The timing couldn’t be more perfect.
Just this week — in the days leading up to Valentine’s Day — a TV critic for The New Yorker disparaged our little city on Twitter.
Emily Nussbaum tweeted to her 280K followers:
“LOL, just watched an episode of The Dating Game in which the prize was a trip to glamorous … Roanoke, VA. That seems more like a punishment. …”
As you can imagine, the response was swift.
By the next morning, “Roanoke” was trending on Twitter, with local citizens, journalists, the Visit Virginia’s Blue Ridge tourism bureau — even Gov. Northam’s Twitter account — coming to Roanoke’s defense. Author Stephen King is also involved, and not in a good way. The Roanoke Times covered the twitterstorm here.
Many of us reacted by noting what we LOVE about Roanoke, which included everything from the beautiful mountains to the families we are raising here.
It was an opportunity to send some hearts to our Star City.
I politely responded to Ms. Nussbaum with a photo of my license plate, which reads, “GLOW RKE.”
This was the same photo I included in my cover letter when I applied to Virginia Western five years ago.
The reason I included it in my cover letter was because it helped explain my grander mission – I wasn’t just going to be a “grant specialist” for the college. I was going to help *all of Roanoke* shine through my work. The photo also helped explain why I craft glow-in-the-dark “Mill Mountain Stardust” necklackes, but that’s another blog post.
This has taken years to really understand, but I find meaning in serving the greater Roanoke Valley, whether it’s writing for the daily newspaper, or designing grant projects for the college. I’m place-based to the core. But I also recognize the power *each one of us* has to help create the college and the community we want to live in. This is our common wealth.

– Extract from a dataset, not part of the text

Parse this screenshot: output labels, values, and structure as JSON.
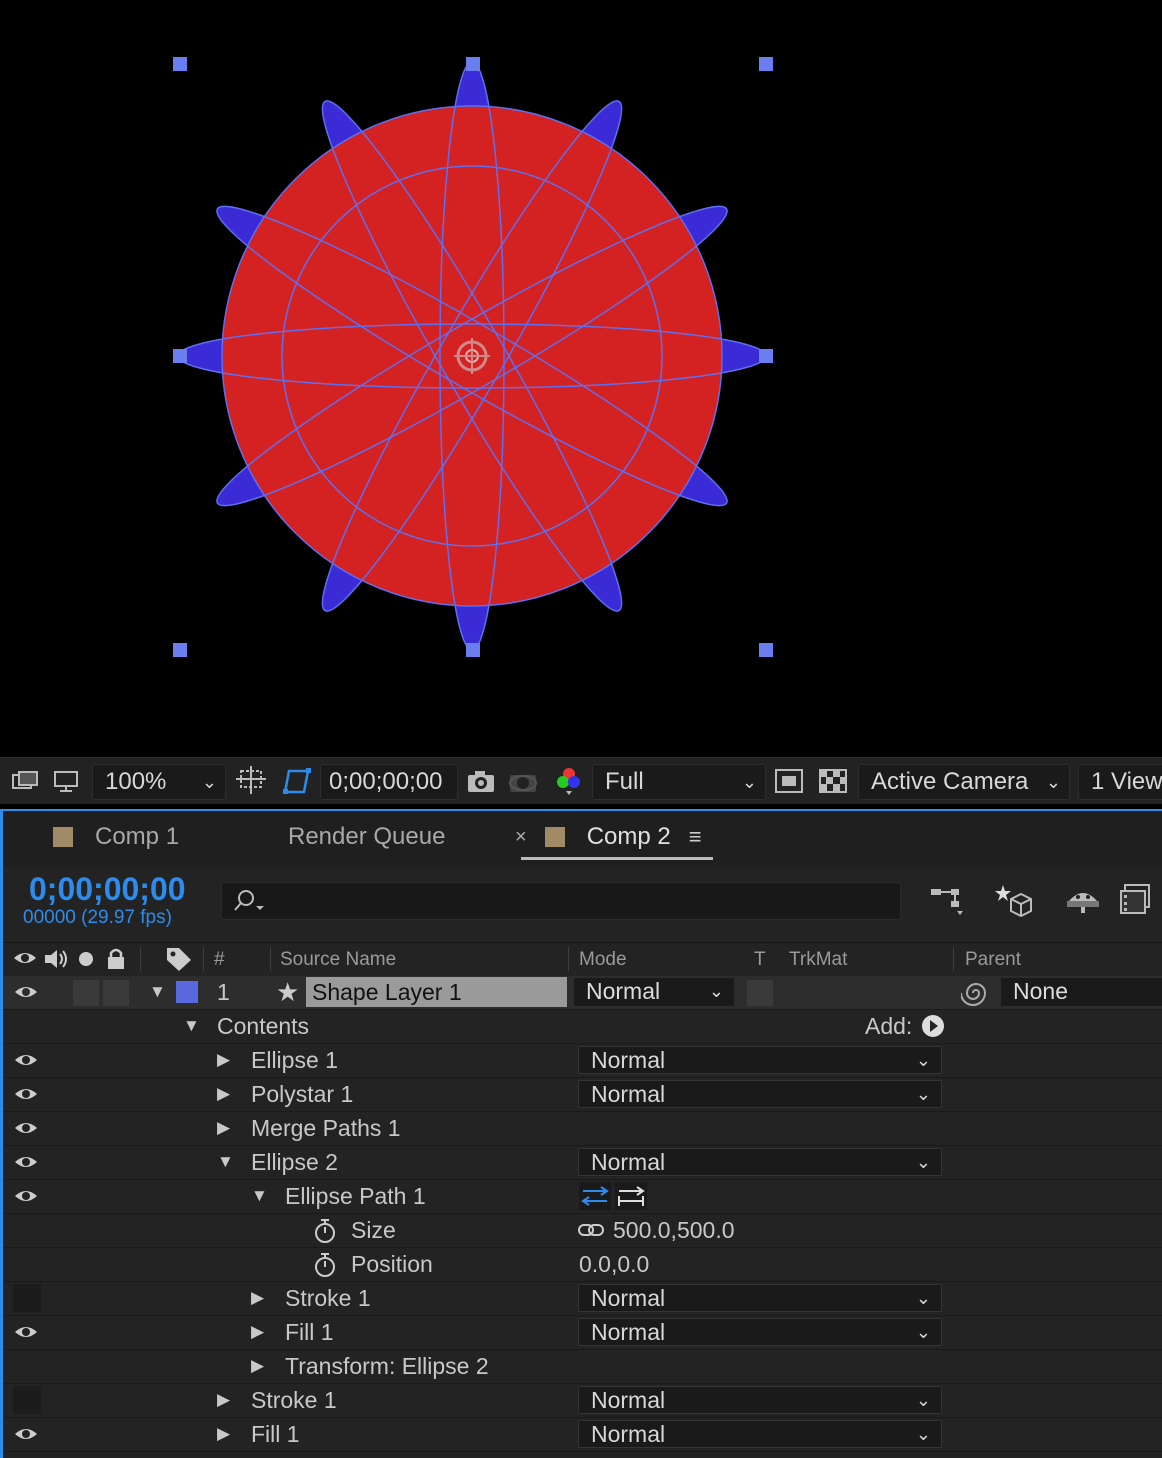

Which reminds me of Virginia Western’s current vision: To be a forward-thinking community college inspiring individual, community and economic transformation.
Is it even possible to separate Virginia Western’s struggles and successes from the greater Roanoke region?
This brings me right back to my earlier discussion about relationships.
My quest to better appreciate relationships has led to another book: “Leadership and the New Science” by management professor Margaret Wheatley. This bestselling business classic was first published in 1994 — the same year my teenage self wanted to attend college as far away from Roanoke as possible — and the book was reissued and expanded in 2006.
Wheatley explores relationships from a scientific perspective: She looks at quantum physics, chaos theory, and biology to help organizations discover order in a chaotic world (to paraphrase the subtitle of her book).
So what does this have to do with my love for Roanoke and Virginia Western?
Wheatley says, by far, the most powerful force of attraction in our individual lives and in our organizations is meaning.
What called you here?
What were you dreaming you might accomplish when you first came to work here?
These questions are critical as we move forward through the pandemic, our racial reckoning, and economic and political strife.
Because our systems, our communities, our students — we — are in crisis, and we will change only if we decide the change is meaningful to who we are (148).
She writes: “When an organization knows who it is, what its strengths are, and what it is trying to accomplish, it can respond intelligently to changes from its environment.” (85)
Do we know the answers to these questions? Would most of us agree?
And I will ask again, and will keep asking:
- What called you here?
- How does your work at Virginia Western speak to your purpose?
- How do we move forward in a way that is meaningful to you?
— Stephanie Ogilvie Seagle, February 2021